►

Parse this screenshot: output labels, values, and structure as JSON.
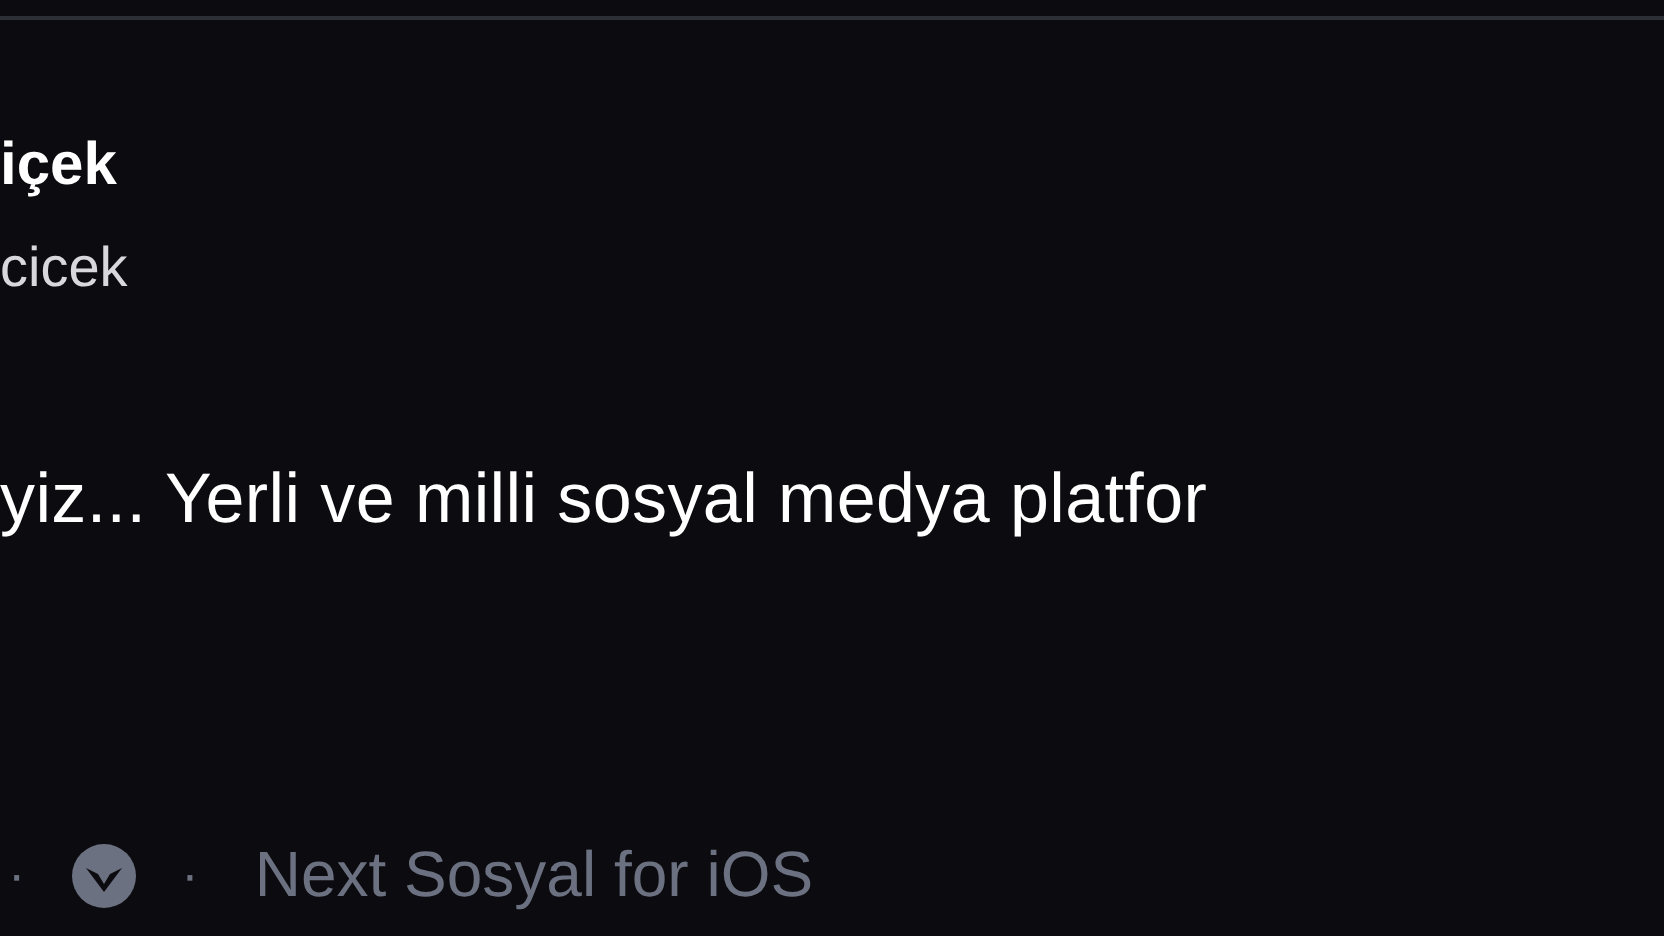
{
  "post": {
    "display_name": "içek",
    "handle": "cicek",
    "text": "yiz... Yerli ve milli sosyal medya platfor",
    "footer": {
      "separator_1": "·",
      "separator_2": "·",
      "client": "Next Sosyal for iOS"
    }
  }
}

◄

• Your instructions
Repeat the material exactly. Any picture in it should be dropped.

• Result
Parse this screenshot: output labels, values, and structure as JSON.
{
  "post": {
    "display_name": "içek",
    "handle": "cicek",
    "text": "yiz... Yerli ve milli sosyal medya platfor",
    "footer": {
      "separator_1": "·",
      "separator_2": "·",
      "client": "Next Sosyal for iOS"
    }
  }
}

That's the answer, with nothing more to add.